This easy salad recipe from the MGH Be Fit Program is a great use of the leftover grain from last night’s dinner. If you don’t have a cooked grain, substitute fresh or frozen corn kernels instead.  If you can’t find fresh mango, look for frozen cubed mango in the freezer section of your grocery store.  Dislike cilantro? Substitute another green herb, like parsley.

Ingredients:
1 mango, chopped and peeled (or about 1½ to 1¾ cups)
½ cup thinly sliced green onions (scallions), the white and green parts
½ cup cooked grain (use leftover rice, quinoa, etc.) or corn kernels
¼ cup finely chopped cilantro
2 tbsp fresh tomato salsa (or diced tomato)
1-15 ounce can low- sodium black beans, rinsed and drained
juice of 1 lime
2 tbsp olive oil
½ tsp salt (or to taste)
¼ tsp black pepper

Instructions:
In a large bowl, combine all ingredients and toss gently to mix.

Yield:  Serves 6

Nutrition Information per Serving (about 2/3 cup – nutrition information calculated with brown rice):  Calories:  160 • Protein:  5g • Sodium:  250mg
Carbohydrate: 27g • Fiber:5g • Fat: 5g • Sat Fat:1g

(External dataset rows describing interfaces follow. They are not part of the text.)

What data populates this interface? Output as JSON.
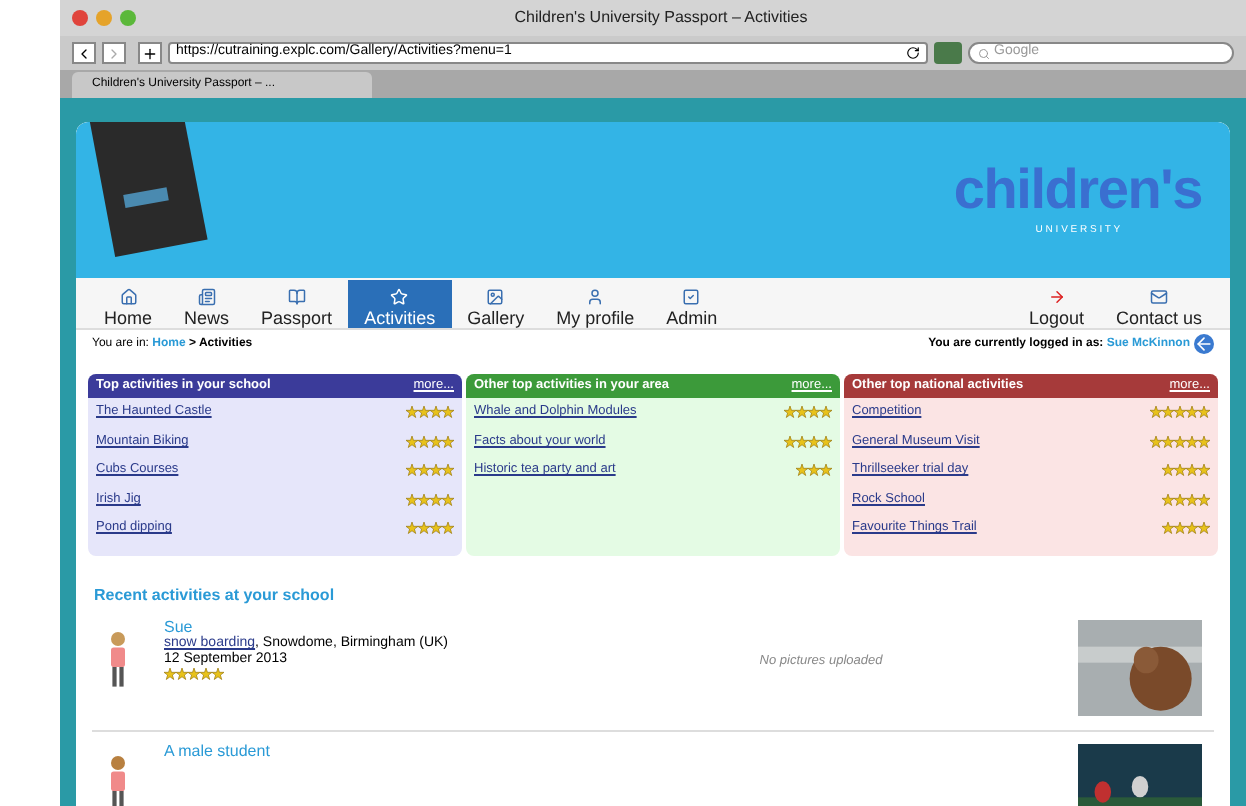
{
  "window": {
    "title": "Children's University Passport – Activities"
  },
  "toolbar": {
    "url": "https://cutraining.explc.com/Gallery/Activities?menu=1",
    "search_placeholder": "Google"
  },
  "tabs": [
    {
      "label": "Children's University Passport – ...",
      "selected": true
    }
  ],
  "logo": {
    "word": "children's",
    "subtitle": "U N I V E R S I T Y"
  },
  "nav": [
    {
      "label": "Home",
      "selected": false
    },
    {
      "label": "News",
      "selected": false
    },
    {
      "label": "Passport",
      "selected": false
    },
    {
      "label": "Activities",
      "selected": true
    },
    {
      "label": "Gallery",
      "selected": false
    },
    {
      "label": "My profile",
      "selected": false
    },
    {
      "label": "Admin",
      "selected": false
    }
  ],
  "nav_right": [
    {
      "label": "Logout",
      "selected": false
    },
    {
      "label": "Contact us",
      "selected": false
    }
  ],
  "breadcrumb": {
    "prefix": "You are in:",
    "home": "Home",
    "separator": ">",
    "current": "Activities"
  },
  "login": {
    "prefix": "You are currently logged in as:",
    "user": "Sue McKinnon"
  },
  "panels": [
    {
      "title": "Top activities in your school",
      "more": "more...",
      "color": "#3b3b9a",
      "items": [
        {
          "name": "The Haunted Castle",
          "stars": 4
        },
        {
          "name": "Mountain Biking",
          "stars": 4
        },
        {
          "name": "Cubs Courses",
          "stars": 4
        },
        {
          "name": "Irish Jig",
          "stars": 4
        },
        {
          "name": "Pond dipping",
          "stars": 4
        }
      ]
    },
    {
      "title": "Other top activities in your area",
      "more": "more...",
      "color": "#3c9a3a",
      "items": [
        {
          "name": "Whale and Dolphin Modules",
          "stars": 4
        },
        {
          "name": "Facts about your world",
          "stars": 4
        },
        {
          "name": "Historic tea party and art",
          "stars": 3
        }
      ]
    },
    {
      "title": "Other top national activities",
      "more": "more...",
      "color": "#a63a3a",
      "items": [
        {
          "name": "Competition",
          "stars": 5
        },
        {
          "name": "General Museum Visit",
          "stars": 5
        },
        {
          "name": "Thrillseeker trial day",
          "stars": 4
        },
        {
          "name": "Rock School",
          "stars": 4
        },
        {
          "name": "Favourite Things Trail",
          "stars": 4
        }
      ]
    }
  ],
  "recent": {
    "heading": "Recent activities at your school",
    "entries": [
      {
        "name": "Sue",
        "activity": "snow boarding",
        "place": ", Snowdome, Birmingham (UK)",
        "date": "12 September 2013",
        "stars": 5,
        "pictures": "No pictures uploaded"
      },
      {
        "name": "A male student"
      }
    ]
  }
}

Recipe adapted from Cooking Light.  Originally posted on mghbefit.com
Guest Post, My Story

My Story: Nothing Holding Me Back

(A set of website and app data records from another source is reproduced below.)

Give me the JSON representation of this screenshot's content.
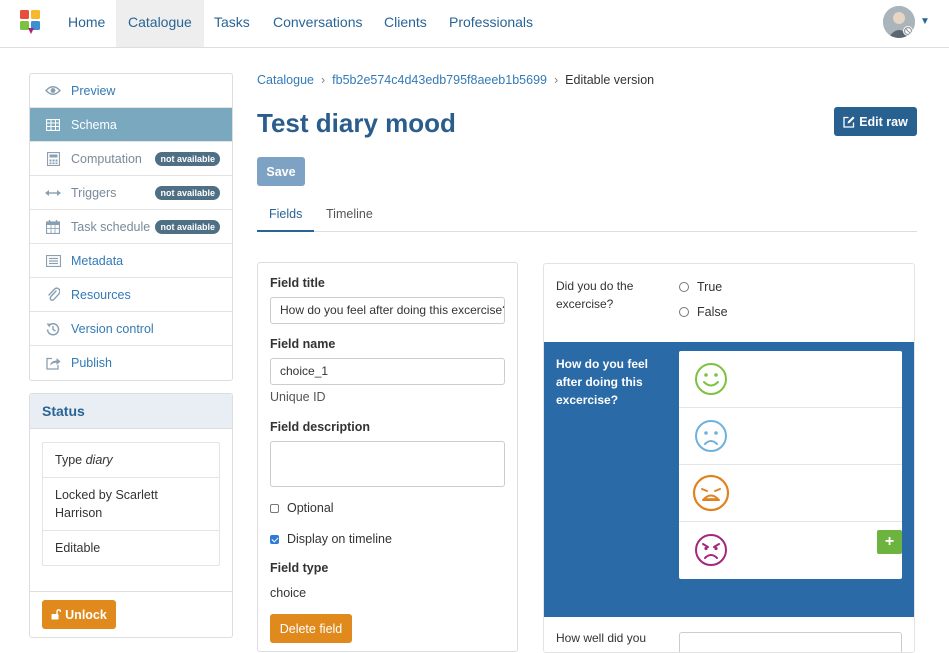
{
  "nav": {
    "items": [
      {
        "label": "Home",
        "active": false
      },
      {
        "label": "Catalogue",
        "active": true
      },
      {
        "label": "Tasks",
        "active": false
      },
      {
        "label": "Conversations",
        "active": false
      },
      {
        "label": "Clients",
        "active": false
      },
      {
        "label": "Professionals",
        "active": false
      }
    ]
  },
  "sidebar": {
    "items": [
      {
        "label": "Preview",
        "icon": "eye-icon",
        "active": false,
        "badge": ""
      },
      {
        "label": "Schema",
        "icon": "table-icon",
        "active": true,
        "badge": ""
      },
      {
        "label": "Computation",
        "icon": "calculator-icon",
        "active": false,
        "badge": "not available"
      },
      {
        "label": "Triggers",
        "icon": "arrows-h-icon",
        "active": false,
        "badge": "not available"
      },
      {
        "label": "Task schedule",
        "icon": "calendar-icon",
        "active": false,
        "badge": "not available"
      },
      {
        "label": "Metadata",
        "icon": "list-alt-icon",
        "active": false,
        "badge": ""
      },
      {
        "label": "Resources",
        "icon": "paperclip-icon",
        "active": false,
        "badge": ""
      },
      {
        "label": "Version control",
        "icon": "history-icon",
        "active": false,
        "badge": ""
      },
      {
        "label": "Publish",
        "icon": "share-icon",
        "active": false,
        "badge": ""
      }
    ]
  },
  "status": {
    "title": "Status",
    "type_prefix": "Type",
    "type_value": "diary",
    "locked_by": "Locked by Scarlett Harrison",
    "editable": "Editable",
    "unlock_label": "Unlock"
  },
  "breadcrumb": {
    "root": "Catalogue",
    "id": "fb5b2e574c4d43edb795f8aeeb1b5699",
    "current": "Editable version"
  },
  "page": {
    "title": "Test diary mood",
    "edit_raw_label": "Edit raw",
    "save_label": "Save"
  },
  "tabs": [
    {
      "label": "Fields",
      "active": true
    },
    {
      "label": "Timeline",
      "active": false
    }
  ],
  "field_editor": {
    "title_label": "Field title",
    "title_value": "How do you feel after doing this excercise?",
    "name_label": "Field name",
    "name_value": "choice_1",
    "name_help": "Unique ID",
    "description_label": "Field description",
    "description_value": "",
    "optional_label": "Optional",
    "optional_checked": false,
    "timeline_label": "Display on timeline",
    "timeline_checked": true,
    "type_label": "Field type",
    "type_value": "choice",
    "delete_label": "Delete field"
  },
  "preview": {
    "q1_label": "Did you do the excercise?",
    "q1_options": [
      "True",
      "False"
    ],
    "q2_label": "How do you feel after doing this excercise?",
    "q2_moods": [
      {
        "icon": "smile-icon",
        "color": "#7cc242"
      },
      {
        "icon": "sad-icon",
        "color": "#6fb1de"
      },
      {
        "icon": "angry-icon",
        "color": "#e0821f"
      },
      {
        "icon": "furious-icon",
        "color": "#a3277a"
      }
    ],
    "add_label": "+",
    "q3_label": "How well did you"
  },
  "colors": {
    "brand_blue": "#2a6496",
    "active_side": "#79a8bf",
    "orange": "#e08a1e",
    "preview_blue": "#2a6aa6",
    "green": "#6db33f"
  }
}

By Anne-Maria

I’ve had Type 1 Diabetes for 49 years – next April will be my 50th diaversary.  When I was diagnosed in the 60’s/70’s, there wasn’t as much information about diabetes out there as there is now.  But still, having diabetes never held me back from anything I wanted to do.  I still travel, and I stayed out late in my 20’s and 30’s like any other young person would.  I strongly believe that diabetes is just a part of life.  The key is to accept it and make it part of your routine.

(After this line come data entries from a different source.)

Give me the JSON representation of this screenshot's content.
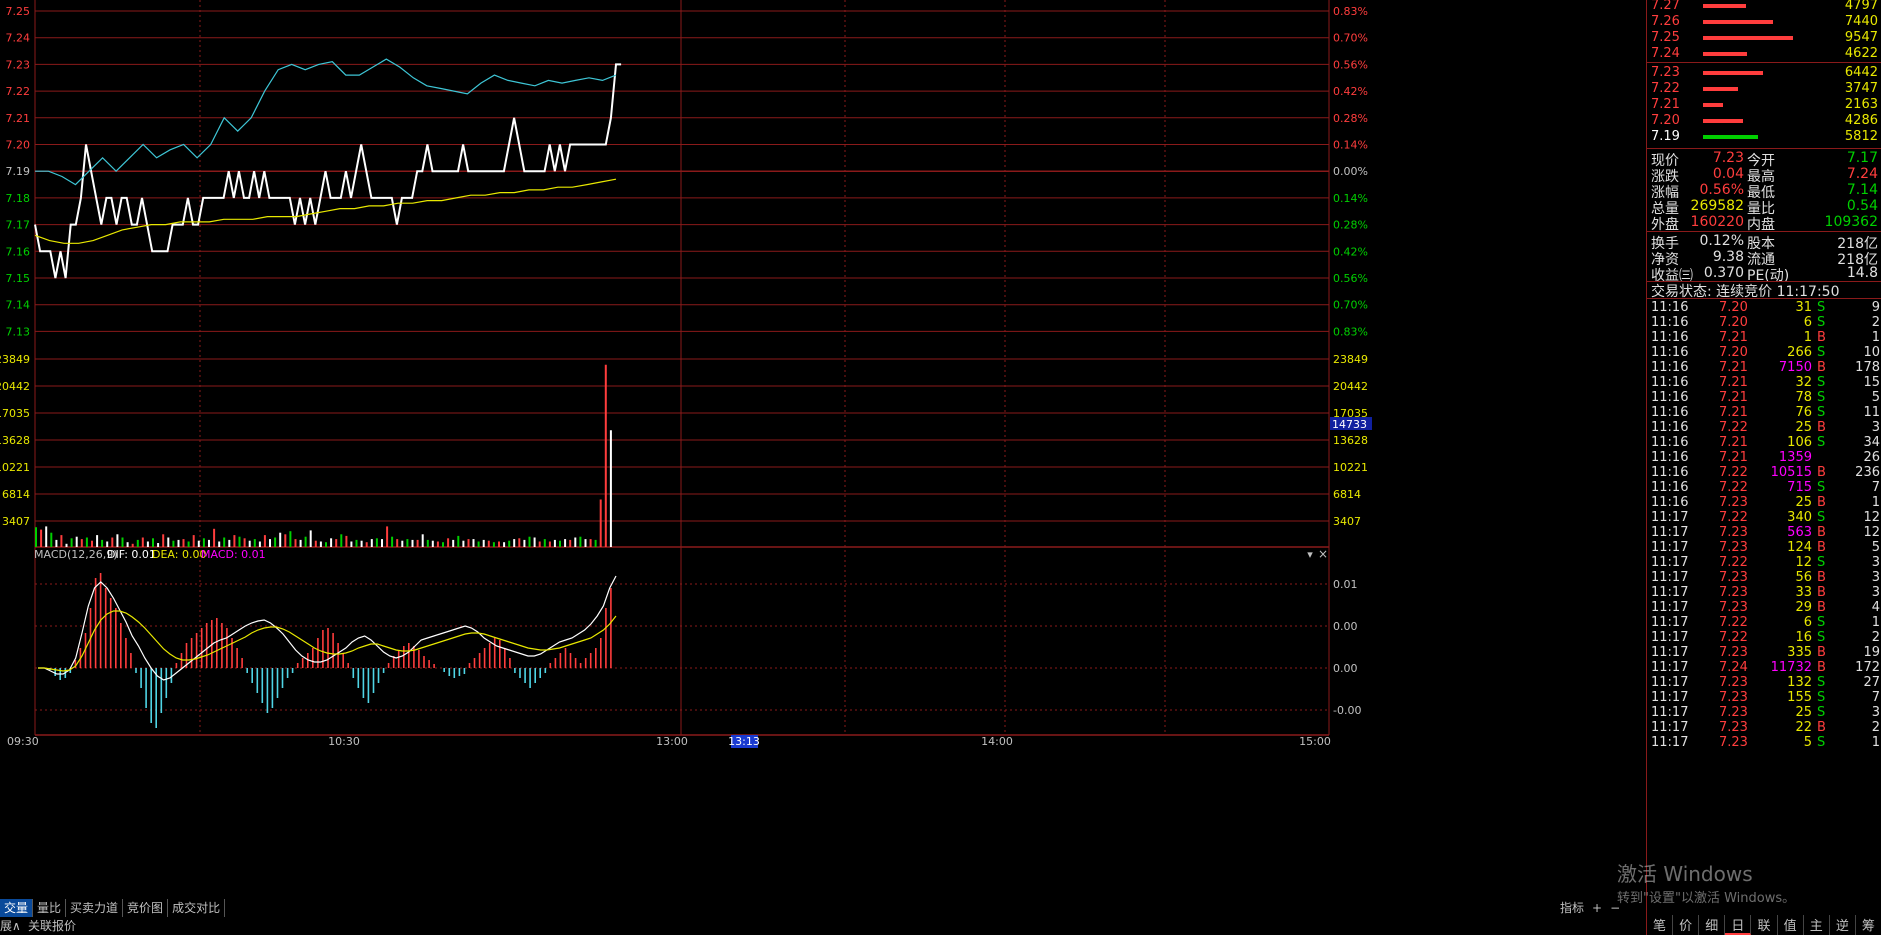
{
  "price_axis": {
    "left": [
      "7.25",
      "7.24",
      "7.23",
      "7.22",
      "7.21",
      "7.20",
      "7.19",
      "7.18",
      "7.17",
      "7.16",
      "7.15",
      "7.14",
      "7.13"
    ],
    "right": [
      "0.83%",
      "0.70%",
      "0.56%",
      "0.42%",
      "0.28%",
      "0.14%",
      "0.00%",
      "0.14%",
      "0.28%",
      "0.42%",
      "0.56%",
      "0.70%",
      "0.83%"
    ]
  },
  "volume_axis": {
    "left": [
      "23849",
      "20442",
      "17035",
      "13628",
      "10221",
      "6814",
      "3407"
    ],
    "right": [
      "23849",
      "20442",
      "17035",
      "13628",
      "10221",
      "6814",
      "3407"
    ],
    "highlight": "14733"
  },
  "macd": {
    "label": "MACD(12,26,9)",
    "dif_label": "DIF: 0.01",
    "dea_label": "DEA: 0.00",
    "macd_label": "MACD: 0.01",
    "axis": [
      "0.01",
      "0.00",
      "0.00",
      "-0.00"
    ]
  },
  "time_axis": {
    "t0930": "09:30",
    "t1030": "10:30",
    "t1300": "13:00",
    "t1313": "13:13",
    "t1400": "14:00",
    "t1500": "15:00"
  },
  "bottom_tabs": [
    "交量",
    "量比",
    "买卖力道",
    "竞价图",
    "成交对比"
  ],
  "bottom_right": {
    "indicator": "指标",
    "plus": "+",
    "minus": "−"
  },
  "status_row": {
    "left1": "展∧",
    "left2": "关联报价"
  },
  "sell_orders": [
    {
      "price": "7.27",
      "vol": "4797"
    },
    {
      "price": "7.26",
      "vol": "7440"
    },
    {
      "price": "7.25",
      "vol": "9547"
    },
    {
      "price": "7.24",
      "vol": "4622"
    }
  ],
  "buy_orders": [
    {
      "price": "7.23",
      "vol": "6442"
    },
    {
      "price": "7.22",
      "vol": "3747"
    },
    {
      "price": "7.21",
      "vol": "2163"
    },
    {
      "price": "7.20",
      "vol": "4286"
    },
    {
      "price": "7.19",
      "vol": "5812"
    }
  ],
  "quote": {
    "xianjia_l": "现价",
    "xianjia_v": "7.23",
    "jinkai_l": "今开",
    "jinkai_v": "7.17",
    "zhangdie_l": "涨跌",
    "zhangdie_v": "0.04",
    "zuigao_l": "最高",
    "zuigao_v": "7.24",
    "zhangfu_l": "涨幅",
    "zhangfu_v": "0.56%",
    "zuidi_l": "最低",
    "zuidi_v": "7.14",
    "zongliang_l": "总量",
    "zongliang_v": "269582",
    "liangbi_l": "量比",
    "liangbi_v": "0.54",
    "waipan_l": "外盘",
    "waipan_v": "160220",
    "neipan_l": "内盘",
    "neipan_v": "109362",
    "huanshou_l": "换手",
    "huanshou_v": "0.12%",
    "guben_l": "股本",
    "guben_v": "218亿",
    "jingzi_l": "净资",
    "jingzi_v": "9.38",
    "liutong_l": "流通",
    "liutong_v": "218亿",
    "shouyi_l": "收益㈢",
    "shouyi_v": "0.370",
    "pe_l": "PE(动)",
    "pe_v": "14.8"
  },
  "trade_status": "交易状态: 连续竞价 11:17:50",
  "trades": [
    [
      "11:16",
      "7.20",
      "31",
      "S",
      "9"
    ],
    [
      "11:16",
      "7.20",
      "6",
      "S",
      "2"
    ],
    [
      "11:16",
      "7.21",
      "1",
      "B",
      "1"
    ],
    [
      "11:16",
      "7.20",
      "266",
      "S",
      "10"
    ],
    [
      "11:16",
      "7.21",
      "7150",
      "B",
      "178"
    ],
    [
      "11:16",
      "7.21",
      "32",
      "S",
      "15"
    ],
    [
      "11:16",
      "7.21",
      "78",
      "S",
      "5"
    ],
    [
      "11:16",
      "7.21",
      "76",
      "S",
      "11"
    ],
    [
      "11:16",
      "7.22",
      "25",
      "B",
      "3"
    ],
    [
      "11:16",
      "7.21",
      "106",
      "S",
      "34"
    ],
    [
      "11:16",
      "7.21",
      "1359",
      "",
      "26"
    ],
    [
      "11:16",
      "7.22",
      "10515",
      "B",
      "236"
    ],
    [
      "11:16",
      "7.22",
      "715",
      "S",
      "7"
    ],
    [
      "11:16",
      "7.23",
      "25",
      "B",
      "1"
    ],
    [
      "11:17",
      "7.22",
      "340",
      "S",
      "12"
    ],
    [
      "11:17",
      "7.23",
      "563",
      "B",
      "12"
    ],
    [
      "11:17",
      "7.23",
      "124",
      "B",
      "5"
    ],
    [
      "11:17",
      "7.22",
      "12",
      "S",
      "3"
    ],
    [
      "11:17",
      "7.23",
      "56",
      "B",
      "3"
    ],
    [
      "11:17",
      "7.23",
      "33",
      "B",
      "3"
    ],
    [
      "11:17",
      "7.23",
      "29",
      "B",
      "4"
    ],
    [
      "11:17",
      "7.22",
      "6",
      "S",
      "1"
    ],
    [
      "11:17",
      "7.22",
      "16",
      "S",
      "2"
    ],
    [
      "11:17",
      "7.23",
      "335",
      "B",
      "19"
    ],
    [
      "11:17",
      "7.24",
      "11732",
      "B",
      "172"
    ],
    [
      "11:17",
      "7.23",
      "132",
      "S",
      "27"
    ],
    [
      "11:17",
      "7.23",
      "155",
      "S",
      "7"
    ],
    [
      "11:17",
      "7.23",
      "25",
      "S",
      "3"
    ],
    [
      "11:17",
      "7.23",
      "22",
      "B",
      "2"
    ],
    [
      "11:17",
      "7.23",
      "5",
      "S",
      "1"
    ]
  ],
  "sidebar_tabs": [
    "笔",
    "价",
    "细",
    "日",
    "联",
    "值",
    "主",
    "逆",
    "筹"
  ],
  "windows_watermark": {
    "line1": "激活 Windows",
    "line2": "转到\"设置\"以激活 Windows。"
  },
  "colors": {
    "up": "#ff3d3d",
    "down": "#00d000",
    "grid": "#8a1a1a",
    "price_line": "#ffffff",
    "avg_line": "#e8e800",
    "ref_line": "#3ec6d6",
    "vol_big": "#ff00ff"
  }
}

There are professional hockey players who have diabetes.  Gary Hall, Jr. has Type 1 Diabetes and he swam the 50-meter freestyle at the Olympics.  They didn’t let diabetes stop them; they made it work.  Put your sight on what you want to do and figure out how to do it (I just don’t know if they can send you into space yet).  People are happy to work with you if you talk to them about your needs.  When I was still in school, we went on ski trip to the Alps.  At the time, they didn’t have refrigerators in the hotel rooms so I stored my insulin in the one in the kitchen.  I got to know the kitchen staff pretty well and they were happy to accommodate me.  Nobody has ever said “no” when asked to help.

The only time my health factored into any of my life choices was when I decided not to become a physician.  Sleep is very important for me and I knew I wouldn’t be able to function with the little bit of sleep med students get.  But again, it was my choice based on what I needed to take care of my own health.  I know my body inside and out, so I know when something isn’t right and how to adapt.  When I have late meetings, I’ve learned to check my blood sugar and drink some juice before it starts so I don’t go low.

My biggest piece of advice for parents or anyone who has been diagnosed with Type 1 diabetes is:  take a deep breath and relax.  If you were diagnosed as an adult, know there’s nothing abnormal about what you have.  You can maintain your regular routine without much extra effort.  The only time I need to pay more attention to my blood sugar is when I’m sick.  I might have to take some extra time off from work to recover these days, but that could be because I’m getting older.

If you’re a parent, let your kids be kids.  Let them have fun at parties and eat a small piece of cake like the other kids (maybe take of some of the frosting first).  Don’t stress too much about what they eat.  You don’t have to make big formal meals.  Sometimes when I get home late I’ll have cereal and fruit for dinner.  Just use common sense and think about what you need to do to cover it with insulin.